  7. Stay Indoors - Don’t leave pets outside in cold weather. Indoors, provide a cosy bed, not a cold floor. Make sure that they can’t burn themselves on radiators, heaters or log fires…
  8. Hydration – Cold, altitude and central heating are all very dehydrating – and you can’t rehydrate by eating snow. Water should always be available indoors and out walking.
  9. Winter Feeding –avoid a pooch with a paunch! Indoors and doing shorter walks, they probably need less food.
  10. Paws
    • Trim - nails & fur between the pads to stop slipping and reduce snow and ice build-up between pads.
    • Paw Balm – protects pads from chemicals. We used Musher’s Secret and had no sore or cracked pads.
    • Wash & Dry Paws (and tums) - to remove salt and chemicals.
    • During the Walk –remove ice balls from between pads.
    • Boots – we agonised over boots; we tried them; we gave up! They are not really necessary.
Stretching our legs in Lys Valley.
Stretching our legs in Lys Valley. Credit: World Wide Walkies

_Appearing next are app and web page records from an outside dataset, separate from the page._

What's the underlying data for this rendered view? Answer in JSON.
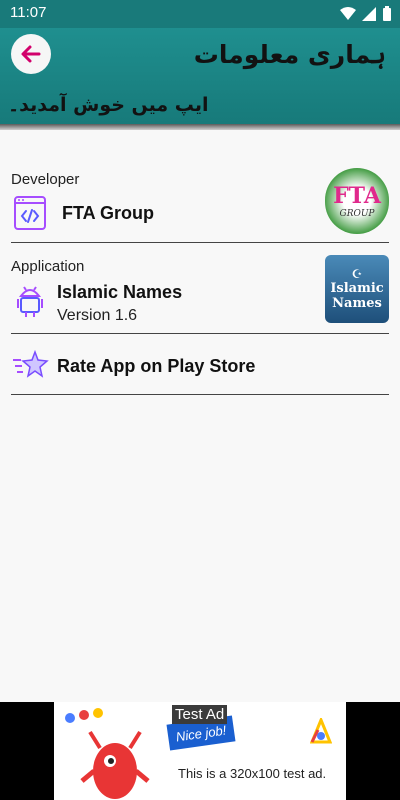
{
  "status_bar": {
    "time": "11:07"
  },
  "header": {
    "title": "ہماری معلومات",
    "welcome": "ایپ میں خوش آمدید۔"
  },
  "developer": {
    "section_label": "Developer",
    "name": "FTA Group",
    "logo_text": "FTA",
    "logo_sub": "GROUP"
  },
  "application": {
    "section_label": "Application",
    "name": "Islamic Names",
    "version": "Version 1.6",
    "logo_line1": "Islamic",
    "logo_line2": "Names"
  },
  "rate": {
    "label": "Rate App on Play Store"
  },
  "ad": {
    "label": "Test Ad",
    "badge": "Nice job!",
    "text": "This is a 320x100 test ad."
  },
  "colors": {
    "header": "#1f8f8f",
    "accent_icon": "#a64dff",
    "back_arrow": "#d2006b"
  },
  "icons": [
    "back-arrow-icon",
    "wifi-icon",
    "signal-icon",
    "battery-icon",
    "code-icon",
    "android-icon",
    "star-icon"
  ]
}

For more information, see the Visit Monte Rosa website, or to join us on more of our Continental Driftings with a Caravan and Cavapoos, read our other blog for Eurotunnel about our pawsome adventure from Calais to Slovenia!

There’s a whole new pawsome adventure to discover with your pooches! Start your winter walkies planning early and take advantage of the best prices when booking in advance with us.

Top image credit: World Wide Walkies